Monday, 24 October 2016
MILLER'S VALLEY by Anna Quindlen reviewed by Adèle Geras
Anna Quindlen is an American writer who ought to be much better known in this country. Her last novel, STILL LIFE WITH BREADCRUMBS, is very good indeed and I will be posting a review I wrote of it from my own website very soon.
This book is the last novel I read and it impressed me hugely, moved me and made me realise how very restful it is to read a book that is a) beautifully written b) quite devoid of stylistic tricks or special effects c) quite small and limited in its scale while encompassing so many emotions and d) so much in tune with the normal run of the daily life of ordinary people.
We exist in families. We have houses. Those houses are in communities, large and small.
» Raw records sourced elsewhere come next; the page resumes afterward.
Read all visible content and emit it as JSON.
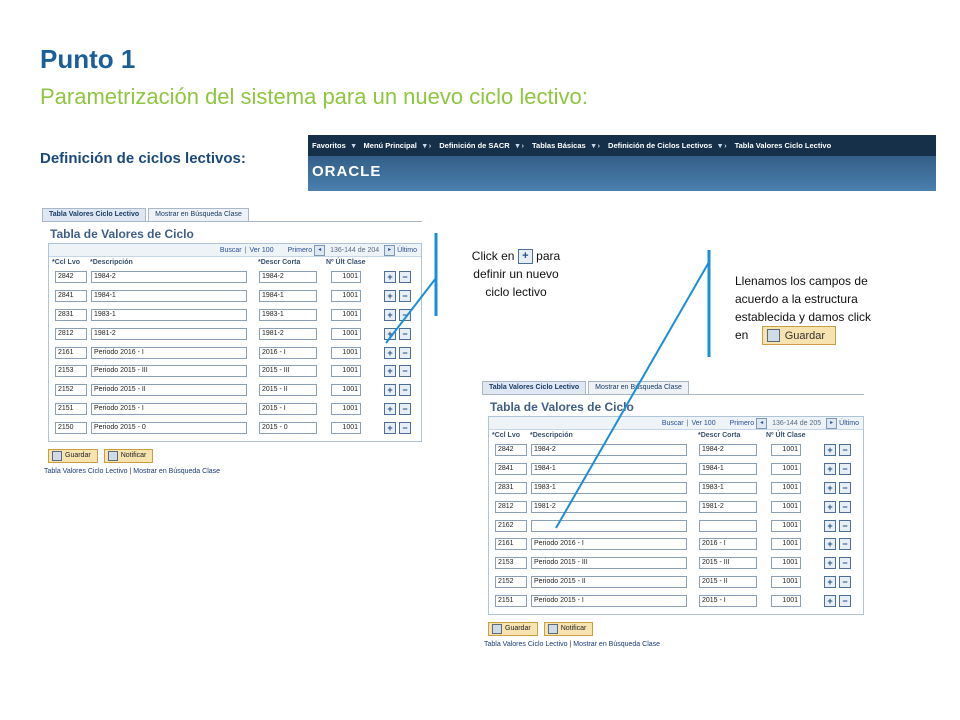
{
  "slide": {
    "title": "Punto 1",
    "subtitle": "Parametrización del sistema para un nuevo ciclo lectivo:",
    "section_label": "Definición de ciclos lectivos:"
  },
  "banner": {
    "nav_items": [
      "Favoritos",
      "Menú Principal",
      "Definición de SACR",
      "Tablas Básicas",
      "Definición de Ciclos Lectivos",
      "Tabla Valores Ciclo Lectivo"
    ],
    "logo": "ORACLE"
  },
  "note_plus": {
    "line1_a": "Click en",
    "line1_b": "para",
    "line2": "definir un nuevo",
    "line3": "ciclo lectivo",
    "plus_glyph": "+"
  },
  "note_save": {
    "line1": "Llenamos los campos de",
    "line2": "acuerdo a la estructura",
    "line3": "establecida y damos click",
    "line4": "en",
    "button_label": "Guardar"
  },
  "panel_left": {
    "tabs": [
      "Tabla Valores Ciclo Lectivo",
      "Mostrar en Búsqueda Clase"
    ],
    "title": "Tabla de Valores de Ciclo",
    "toolbar": {
      "buscar": "Buscar",
      "sep": "|",
      "ver": "Ver 100",
      "primero": "Primero",
      "range": "136-144 de 204",
      "ultimo": "Último"
    },
    "headers": [
      "*Ccl Lvo",
      "*Descripción",
      "*Descr Corta",
      "Nº Últ Clase"
    ],
    "rows": [
      [
        "2842",
        "1984-2",
        "1984-2",
        "1001"
      ],
      [
        "2841",
        "1984-1",
        "1984-1",
        "1001"
      ],
      [
        "2831",
        "1983-1",
        "1983-1",
        "1001"
      ],
      [
        "2812",
        "1981-2",
        "1981-2",
        "1001"
      ],
      [
        "2161",
        "Periodo 2016 - I",
        "2016 - I",
        "1001"
      ],
      [
        "2153",
        "Periodo 2015 - III",
        "2015 - III",
        "1001"
      ],
      [
        "2152",
        "Periodo 2015 - II",
        "2015 - II",
        "1001"
      ],
      [
        "2151",
        "Periodo 2015 - I",
        "2015 - I",
        "1001"
      ],
      [
        "2150",
        "Periodo 2015 - 0",
        "2015 - 0",
        "1001"
      ]
    ],
    "buttons": [
      "Guardar",
      "Notificar"
    ],
    "links": [
      "Tabla Valores Ciclo Lectivo",
      "|",
      "Mostrar en Búsqueda Clase"
    ]
  },
  "panel_right": {
    "tabs": [
      "Tabla Valores Ciclo Lectivo",
      "Mostrar en Búsqueda Clase"
    ],
    "title": "Tabla de Valores de Ciclo",
    "toolbar": {
      "buscar": "Buscar",
      "sep": "|",
      "ver": "Ver 100",
      "primero": "Primero",
      "range": "136-144 de 205",
      "ultimo": "Último"
    },
    "headers": [
      "*Ccl Lvo",
      "*Descripción",
      "*Descr Corta",
      "Nº Últ Clase"
    ],
    "rows": [
      [
        "2842",
        "1984-2",
        "1984-2",
        "1001"
      ],
      [
        "2841",
        "1984-1",
        "1984-1",
        "1001"
      ],
      [
        "2831",
        "1983-1",
        "1983-1",
        "1001"
      ],
      [
        "2812",
        "1981-2",
        "1981-2",
        "1001"
      ],
      [
        "2162",
        "",
        "",
        "1001"
      ],
      [
        "2161",
        "Periodo 2016 - I",
        "2016 - I",
        "1001"
      ],
      [
        "2153",
        "Periodo 2015 - III",
        "2015 - III",
        "1001"
      ],
      [
        "2152",
        "Periodo 2015 - II",
        "2015 - II",
        "1001"
      ],
      [
        "2151",
        "Periodo 2015 - I",
        "2015 - I",
        "1001"
      ]
    ],
    "buttons": [
      "Guardar",
      "Notificar"
    ],
    "links": [
      "Tabla Valores Ciclo Lectivo",
      "|",
      "Mostrar en Búsqueda Clase"
    ]
  },
  "colors": {
    "title": "#1a5e9a",
    "subtitle": "#8dc63f",
    "accent_line": "#1a8fd8"
  }
}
We live in the city or the country or a small town, but wherever we come from, what we remember of the place where we were children is in our DNA. For me, for example. Jerusalem is imprinted in my mind like nowhere else, even though I stopped living there when I was five.
The eponymous Miller's Valley is home to the Miller family which has been there for generations. Now, it's about to be flooded in a government plan to develop the area. The inhabitants will be compensated and moved to higher ground. Natural floods do occur in Miller's Valley and our narrator, Mimi, has lived through quite devastating ones.
She tells us about her life. Her parents, her brothers, (one who returned from Vietnam a changed person) her best friend, LaRhonda, her aunt Ruth, her mother's sister, who lives in a house on the Miller property and is severely agoraphobic. We meet her teacher. We learn to find our way round the streets of the town. We follow Mimi from childhood, through her teenage years and on to college and a career. Her love life, her disappointments, her triumphs: Quindlen brings them so vividly to life that you feel you are yourself, as a reader, inhabiting the town, sharing in its doings and privileged to be the confidante of such a careful, kind and sympathetic narrator. I defy anyone not to fall in love with Mimi. At the end of the book the valley is indeed under water and we knew this was going to happen from the first page, but Quindlen has put in a last-minute surprise that leaves the reader stunned and looking back at everything they've learned so far with entirely different eyes.
This is a beautiful novel and if it's not on the Bailey's Prize shortlist next year, I will be very disappointed. I haven't been able to stop thinking about it.